Various different diseases can cause blockages of the GI tract. Both cancerous and inflammatory processes may result in narrowing in the esophagus, stomach, intestines and colon. Sometimes patients require surgeries to remove areas of blocked bowel and then reconnect the pieces. However a less invasive and very effective option is endoscopic lumenal stenting. This is the idea using an endoscope to place a metal stent (expandable tube) inside the GI tract across the area of blockage to stretch it open. Various stents are available to successfully treat blockages and this can be done safely, quickly as an outpatient procedure.
The endoluminal stenting procedure is one that is used to manage blockages or leaks in the gastrointestinal system of the body. Endoluminal stents can be placed in the esophagus, stomach, small intestines, and colon. This procedure is approved for both cancerous and non-cancerous blockages.
If you have a blockage in your esophagus, stomach, small intestines, or colon, your doctor may recommend that you have endoluminal stenting done to resolve the problem. Before suggesting this treatment option, the medical professional will take a thorough medical history and determine where the blockage is and how severe it might be.
It’s always a good idea to ask questions of your physician before agreeing to a procedure. A few questions that might guide that conversation are listed below:
All endoluminal stenting procedures are performed with the patient under anesthesia – thus they will not feel or remember the procedure. The endoluminal stenting procedure is placed with the use of an endoscope, which is a thin, narrow tube with a camera, light, and various instruments. If a stent is being placed in the esophagus, stomach or small intestines then the endoscope will be place into the patient’s mouth and run down the level of the blockage. If the stent will be going into the colon, the endoscope will instead go in through the rectum. In some cases, fluoroscopy, an imaging technology, will be used to precisely guide the stent placement.
Once the endoscope has been inserted, a wire will be inserted through the area that has a blockage. At that time, the stent will be deployed over the wire to treat the blockage.
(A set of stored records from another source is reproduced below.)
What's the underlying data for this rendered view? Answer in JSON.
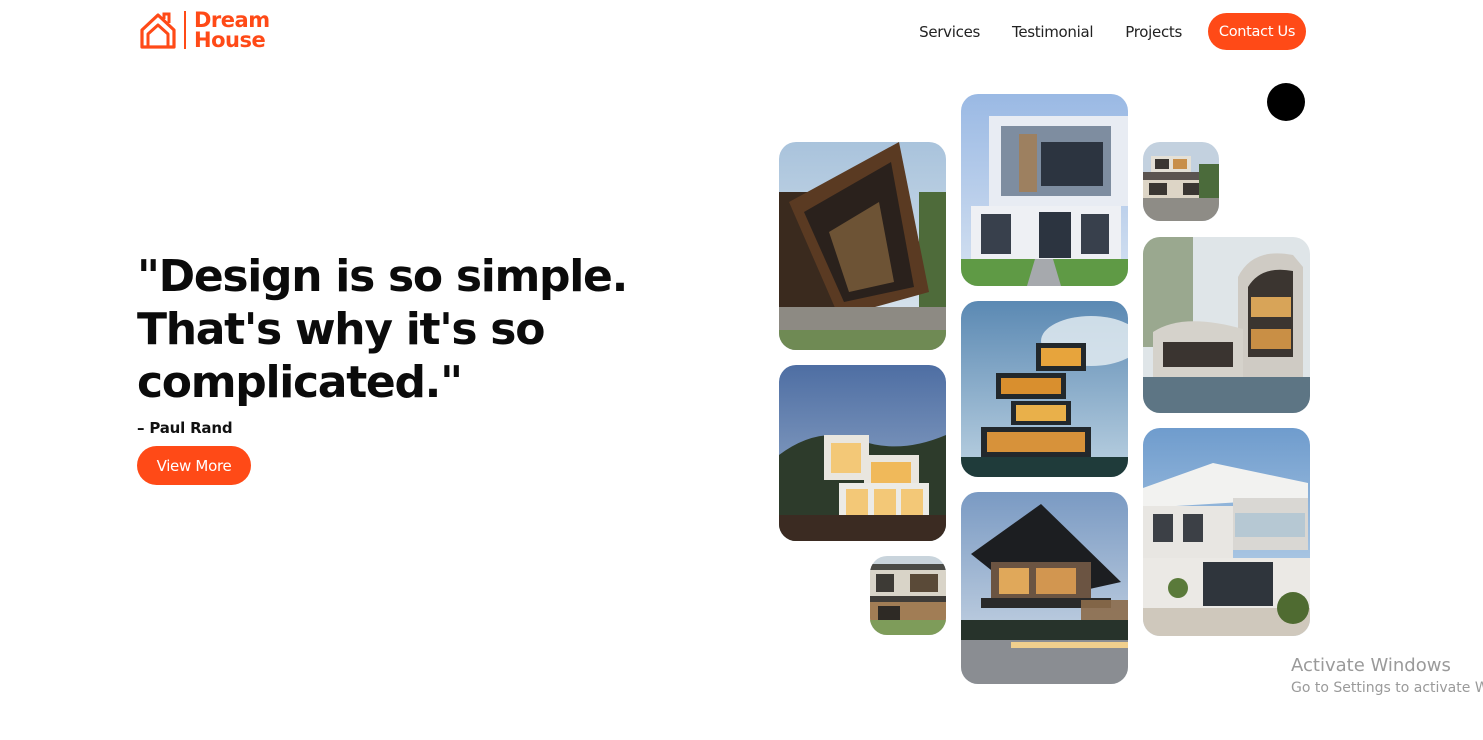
{
  "brand": {
    "line1": "Dream",
    "line2": "House"
  },
  "nav": {
    "items": [
      "Services",
      "Testimonial",
      "Projects"
    ],
    "contact_label": "Contact Us"
  },
  "hero": {
    "quote_line1": "\"Design is so simple.",
    "quote_line2": "That's why it's so",
    "quote_line3": "complicated.\"",
    "author": "– Paul Rand",
    "cta_label": "View More"
  },
  "gallery": {
    "tiles": [
      {
        "icon": "house-photo-angular-wood"
      },
      {
        "icon": "house-photo-white-cube"
      },
      {
        "icon": "house-photo-small-hillside"
      },
      {
        "icon": "house-photo-curved-villa"
      },
      {
        "icon": "house-photo-stacked-boxes"
      },
      {
        "icon": "house-photo-glass-boxes-dusk"
      },
      {
        "icon": "house-photo-cantilever-dark"
      },
      {
        "icon": "house-photo-white-modern-balcony"
      },
      {
        "icon": "house-photo-small-terrace"
      }
    ]
  },
  "watermark": {
    "title": "Activate Windows",
    "subtitle": "Go to Settings to activate Windows."
  },
  "colors": {
    "accent": "#ff4a17",
    "text": "#0b0b0b",
    "background": "#ffffff"
  }
}
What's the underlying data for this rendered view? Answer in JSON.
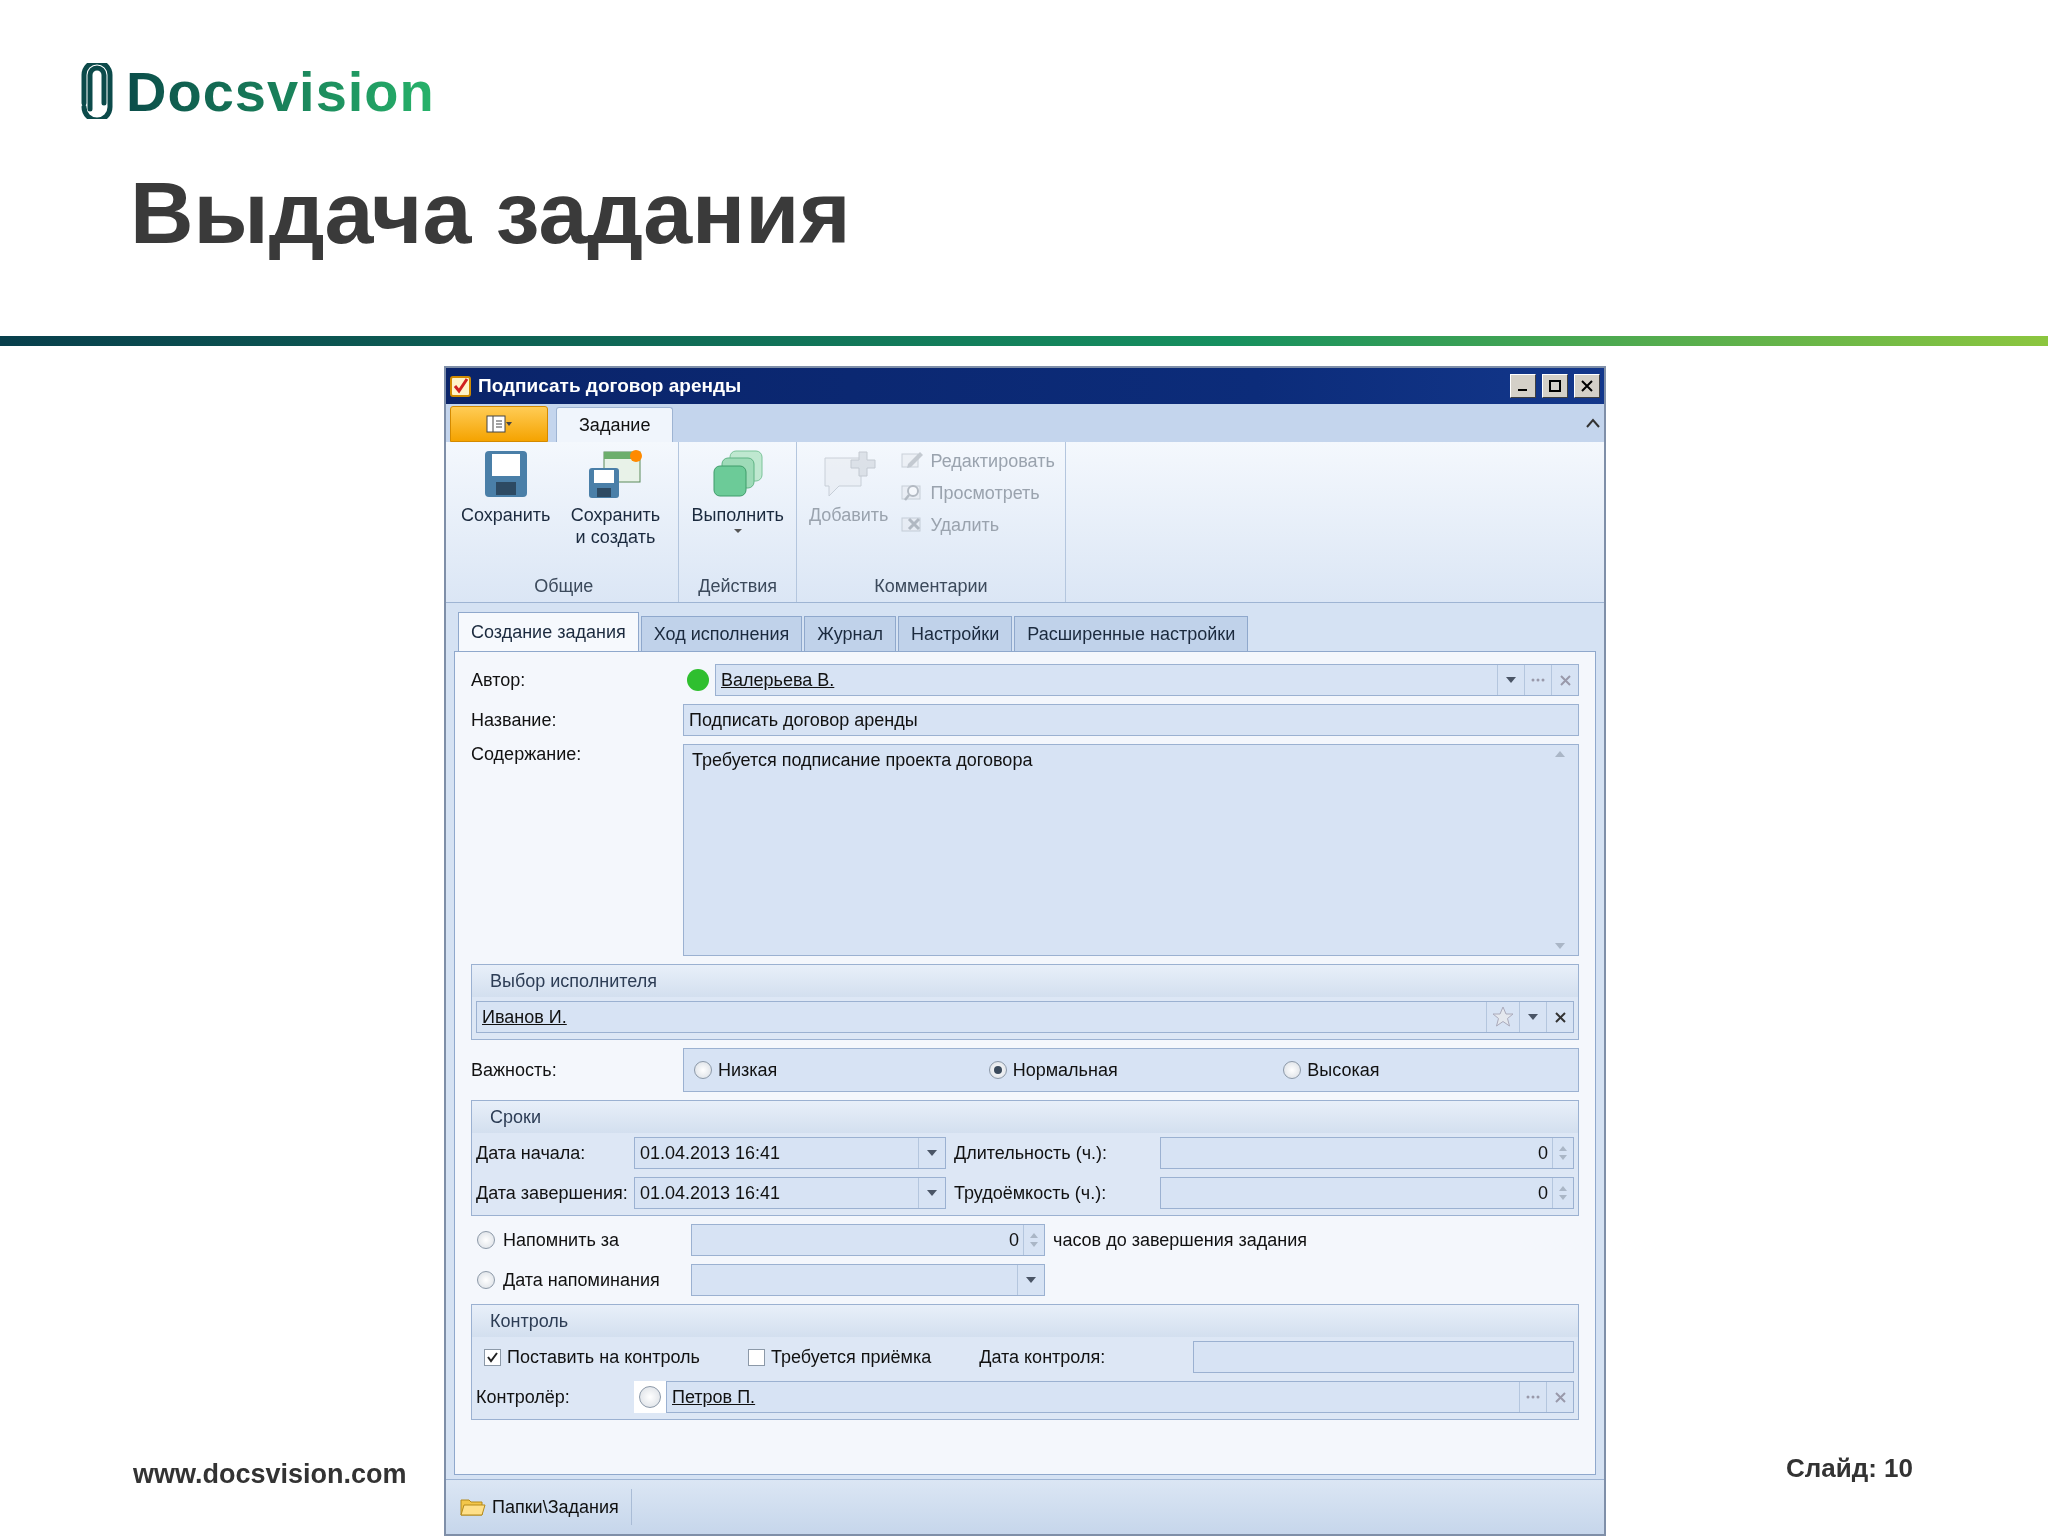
{
  "brand": {
    "logo_text": "Docsvision"
  },
  "slide_title": "Выдача задания",
  "window": {
    "title": "Подписать договор аренды",
    "ribbon": {
      "tabs": [
        {
          "label": "Задание",
          "selected": true
        }
      ],
      "groups": [
        {
          "label": "Общие",
          "buttons": [
            {
              "label": "Сохранить",
              "kind": "save",
              "disabled": false,
              "dropdown": false
            },
            {
              "label": "Сохранить и создать",
              "kind": "save-new",
              "disabled": false,
              "dropdown": false
            }
          ]
        },
        {
          "label": "Действия",
          "buttons": [
            {
              "label": "Выполнить",
              "kind": "run",
              "disabled": false,
              "dropdown": true
            }
          ]
        },
        {
          "label": "Комментарии",
          "buttons": [
            {
              "label": "Добавить",
              "kind": "add",
              "disabled": true,
              "dropdown": false
            }
          ],
          "small_buttons": [
            {
              "label": "Редактировать",
              "kind": "edit",
              "disabled": true
            },
            {
              "label": "Просмотреть",
              "kind": "view",
              "disabled": true
            },
            {
              "label": "Удалить",
              "kind": "delete",
              "disabled": true
            }
          ]
        }
      ]
    },
    "tabs": [
      {
        "label": "Создание задания",
        "selected": true
      },
      {
        "label": "Ход исполнения",
        "selected": false
      },
      {
        "label": "Журнал",
        "selected": false
      },
      {
        "label": "Настройки",
        "selected": false
      },
      {
        "label": "Расширенные настройки",
        "selected": false
      }
    ],
    "form": {
      "author": {
        "label": "Автор:",
        "value": "Валерьева В.",
        "color": "#2fbf2f"
      },
      "name": {
        "label": "Название:",
        "value": "Подписать договор аренды"
      },
      "content": {
        "label": "Содержание:",
        "value": "Требуется подписание проекта договора"
      },
      "performer": {
        "title": "Выбор исполнителя",
        "value": "Иванов И."
      },
      "importance": {
        "label": "Важность:",
        "options": [
          {
            "label": "Низкая",
            "selected": false
          },
          {
            "label": "Нормальная",
            "selected": true
          },
          {
            "label": "Высокая",
            "selected": false
          }
        ]
      },
      "deadlines": {
        "title": "Сроки",
        "rows": [
          {
            "label": "Дата начала:",
            "date": "01.04.2013 16:41",
            "amount_label": "Длительность (ч.):",
            "amount": "0"
          },
          {
            "label": "Дата завершения:",
            "date": "01.04.2013 16:41",
            "amount_label": "Трудоёмкость (ч.):",
            "amount": "0"
          }
        ]
      },
      "reminders": [
        {
          "kind": "spin",
          "label": "Напомнить за",
          "selected": false,
          "value": "0",
          "suffix": "часов до завершения задания"
        },
        {
          "kind": "date",
          "label": "Дата напоминания",
          "selected": false
        }
      ],
      "control": {
        "title": "Контроль",
        "checks": [
          {
            "label": "Поставить на контроль",
            "checked": true
          },
          {
            "label": "Требуется приёмка",
            "checked": false
          }
        ],
        "date_label": "Дата контроля:",
        "controller_label": "Контролёр:",
        "controller_value": "Петров П."
      }
    },
    "status_bar": {
      "path": "Папки\\Задания"
    }
  },
  "footer": {
    "url": "www.docsvision.com",
    "slide": "Слайд: 10"
  }
}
In some situations, dilation may be done on the blocked area before the stent is properly placed.
In most cases, the placement of a stent is done on an outpatient basis. That means that you will stay at the medical facility for a few hours after the procedure is over. This allows medical personnel the ability to watch your vital signs. You will need someone to drive you home after the procedure, and should avoid any major activity for the duration of the day.
Are you interested in learning more about endoluminal stenting, or other treatment options? We invite you to contact us to learn more. Dr. Prashant Kedia is a therapeutic endoscopist and gastroenterologist serving patients in the Dallas-Fort Worth area and beyond. Call today to schedule an appointment at (214) 941-6891.